WASHINGTON (Reuters) - Attorney General Eric Holder will reassure families of September 11 victims when he meets them later this month that the Justice Department is seriously investigating allegations that News Corp reporters tried to hack victims’ phones.
“I’ll certainly want to hear what they have to say with regard to their concerns and, to the extent that I can share information with them, I will,” Holder said on Wednesday.
“I will try to reassure them that this is something we are taking seriously,” he told reporters.
Holder will meet with the families on August 24 at their request following a report in Britain’s Daily Mirror newspaper that reporters with the rival News of the World had offered to pay a New York police officer for private phone records of some victims of the 2001 attacks.
The Mirror report, citing an unidentified source, has yet to be independently verified but has fueled speculation that the phone hacking scandal that has rocked Rupert Murdoch’s News Corp media empire in Britain may spread to the United States.

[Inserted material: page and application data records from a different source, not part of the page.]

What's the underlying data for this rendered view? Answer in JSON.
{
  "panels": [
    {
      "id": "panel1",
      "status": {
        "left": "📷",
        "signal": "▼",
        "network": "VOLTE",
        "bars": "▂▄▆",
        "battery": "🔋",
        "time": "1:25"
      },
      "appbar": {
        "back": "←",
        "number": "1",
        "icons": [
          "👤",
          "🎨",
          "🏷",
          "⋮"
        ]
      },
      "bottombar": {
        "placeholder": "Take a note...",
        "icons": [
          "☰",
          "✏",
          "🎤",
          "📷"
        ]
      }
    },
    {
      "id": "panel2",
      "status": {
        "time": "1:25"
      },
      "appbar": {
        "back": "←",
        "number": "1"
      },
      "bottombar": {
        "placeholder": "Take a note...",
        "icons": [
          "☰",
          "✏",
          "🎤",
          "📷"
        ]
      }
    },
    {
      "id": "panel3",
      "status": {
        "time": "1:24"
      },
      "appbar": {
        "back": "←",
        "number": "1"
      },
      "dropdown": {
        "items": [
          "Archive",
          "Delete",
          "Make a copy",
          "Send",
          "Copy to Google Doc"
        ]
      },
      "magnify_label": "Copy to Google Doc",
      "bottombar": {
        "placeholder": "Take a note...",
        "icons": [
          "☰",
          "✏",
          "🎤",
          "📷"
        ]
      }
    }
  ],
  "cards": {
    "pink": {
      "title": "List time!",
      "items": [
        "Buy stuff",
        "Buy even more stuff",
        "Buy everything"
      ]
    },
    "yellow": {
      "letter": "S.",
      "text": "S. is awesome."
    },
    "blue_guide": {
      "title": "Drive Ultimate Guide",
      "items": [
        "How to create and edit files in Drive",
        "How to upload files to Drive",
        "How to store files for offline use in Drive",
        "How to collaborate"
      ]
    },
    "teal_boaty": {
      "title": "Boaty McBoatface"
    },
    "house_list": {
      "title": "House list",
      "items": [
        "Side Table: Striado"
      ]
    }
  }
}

The Federal Bureau of Investigation opened an investigation into the hacking allegation after the Daily Mirror report appeared.
The amount of information that Holder can share with the victims’ families will likely be limited because of the ongoing investigation.
During an inquiry by members of Britain’s Parliament in London last month, Murdoch said there was nothing to suggest his reporters had hacked the phones of September 11 victims.
Reporting by Jeremy Pelofsky, editing by Anthony Boadle